▸ Exercise
All of the data is to be printed exactly, though the images must be left off.

▸ Supplied information
........
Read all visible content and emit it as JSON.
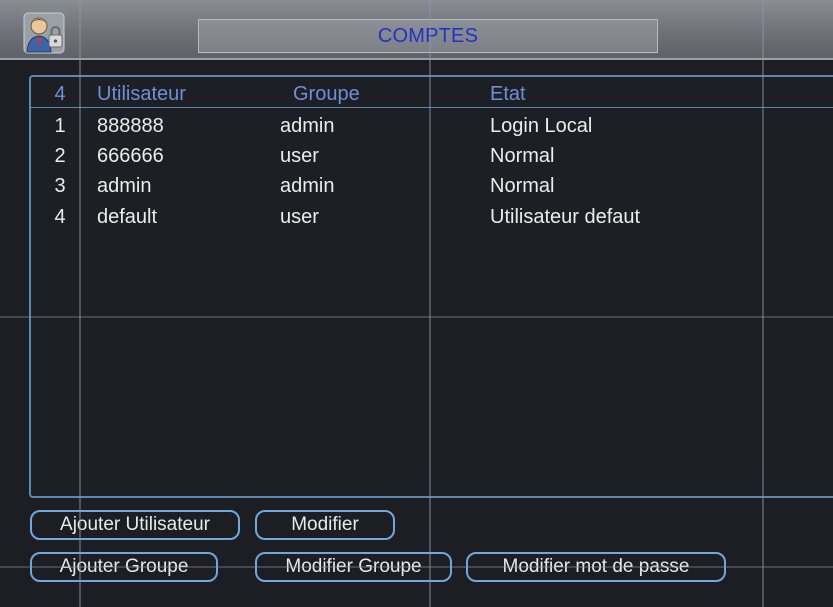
{
  "window": {
    "title": "COMPTES",
    "icon": "user-lock-icon"
  },
  "table": {
    "count_header": "4",
    "columns": [
      "Utilisateur",
      "Groupe",
      "Etat"
    ],
    "rows": [
      {
        "num": "1",
        "user": "888888",
        "group": "admin",
        "state": "Login Local"
      },
      {
        "num": "2",
        "user": "666666",
        "group": "user",
        "state": "Normal"
      },
      {
        "num": "3",
        "user": "admin",
        "group": "admin",
        "state": "Normal"
      },
      {
        "num": "4",
        "user": "default",
        "group": "user",
        "state": "Utilisateur defaut"
      }
    ]
  },
  "buttons": {
    "add_user": "Ajouter Utilisateur",
    "modify": "Modifier",
    "add_group": "Ajouter Groupe",
    "modify_group": "Modifier Groupe",
    "change_password": "Modifier mot de passe"
  },
  "colors": {
    "title_text": "#1f33c9",
    "header_text": "#6e8fd8",
    "accent_border": "#5a88b5"
  }
}
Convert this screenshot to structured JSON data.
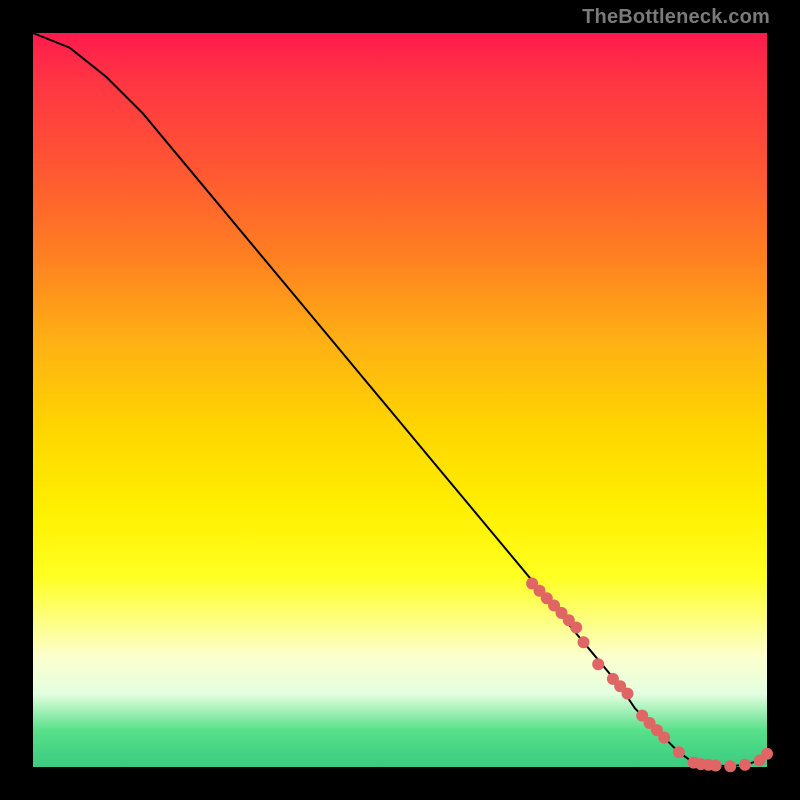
{
  "watermark": "TheBottleneck.com",
  "chart_data": {
    "type": "line",
    "title": "",
    "xlabel": "",
    "ylabel": "",
    "xlim": [
      0,
      100
    ],
    "ylim": [
      0,
      100
    ],
    "grid": false,
    "series": [
      {
        "name": "curve",
        "style": "line",
        "color": "#000000",
        "x": [
          0,
          5,
          10,
          15,
          20,
          25,
          30,
          35,
          40,
          45,
          50,
          55,
          60,
          65,
          70,
          75,
          80,
          82,
          85,
          88,
          90,
          93,
          95,
          97,
          99,
          100
        ],
        "y": [
          100,
          98,
          94,
          89,
          83,
          77,
          71,
          65,
          59,
          53,
          47,
          41,
          35,
          29,
          23,
          17,
          11,
          8,
          5,
          2,
          0.6,
          0.2,
          0.1,
          0.3,
          0.9,
          1.8
        ]
      },
      {
        "name": "dots",
        "style": "scatter",
        "color": "#e06666",
        "x": [
          68,
          69,
          70,
          71,
          72,
          73,
          74,
          75,
          77,
          79,
          80,
          81,
          83,
          84,
          85,
          86,
          88,
          90,
          91,
          92,
          93,
          95,
          97,
          99,
          100
        ],
        "y": [
          25,
          24,
          23,
          22,
          21,
          20,
          19,
          17,
          14,
          12,
          11,
          10,
          7,
          6,
          5,
          4,
          2,
          0.6,
          0.4,
          0.3,
          0.2,
          0.1,
          0.3,
          0.9,
          1.8
        ]
      }
    ]
  }
}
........
▸ Solved problem
Read all visible content and emit it as JSON.
{
  "window": {
    "title": "COMPTES",
    "icon": "user-lock-icon"
  },
  "table": {
    "count_header": "4",
    "columns": [
      "Utilisateur",
      "Groupe",
      "Etat"
    ],
    "rows": [
      {
        "num": "1",
        "user": "888888",
        "group": "admin",
        "state": "Login Local"
      },
      {
        "num": "2",
        "user": "666666",
        "group": "user",
        "state": "Normal"
      },
      {
        "num": "3",
        "user": "admin",
        "group": "admin",
        "state": "Normal"
      },
      {
        "num": "4",
        "user": "default",
        "group": "user",
        "state": "Utilisateur defaut"
      }
    ]
  },
  "buttons": {
    "add_user": "Ajouter Utilisateur",
    "modify": "Modifier",
    "add_group": "Ajouter Groupe",
    "modify_group": "Modifier Groupe",
    "change_password": "Modifier mot de passe"
  },
  "colors": {
    "title_text": "#1f33c9",
    "header_text": "#6e8fd8",
    "accent_border": "#5a88b5"
  }
}
Convert this screenshot to structured JSON data.
{
  "watermark": "TheBottleneck.com",
  "chart_data": {
    "type": "line",
    "title": "",
    "xlabel": "",
    "ylabel": "",
    "xlim": [
      0,
      100
    ],
    "ylim": [
      0,
      100
    ],
    "grid": false,
    "series": [
      {
        "name": "curve",
        "style": "line",
        "color": "#000000",
        "x": [
          0,
          5,
          10,
          15,
          20,
          25,
          30,
          35,
          40,
          45,
          50,
          55,
          60,
          65,
          70,
          75,
          80,
          82,
          85,
          88,
          90,
          93,
          95,
          97,
          99,
          100
        ],
        "y": [
          100,
          98,
          94,
          89,
          83,
          77,
          71,
          65,
          59,
          53,
          47,
          41,
          35,
          29,
          23,
          17,
          11,
          8,
          5,
          2,
          0.6,
          0.2,
          0.1,
          0.3,
          0.9,
          1.8
        ]
      },
      {
        "name": "dots",
        "style": "scatter",
        "color": "#e06666",
        "x": [
          68,
          69,
          70,
          71,
          72,
          73,
          74,
          75,
          77,
          79,
          80,
          81,
          83,
          84,
          85,
          86,
          88,
          90,
          91,
          92,
          93,
          95,
          97,
          99,
          100
        ],
        "y": [
          25,
          24,
          23,
          22,
          21,
          20,
          19,
          17,
          14,
          12,
          11,
          10,
          7,
          6,
          5,
          4,
          2,
          0.6,
          0.4,
          0.3,
          0.2,
          0.1,
          0.3,
          0.9,
          1.8
        ]
      }
    ]
  }
}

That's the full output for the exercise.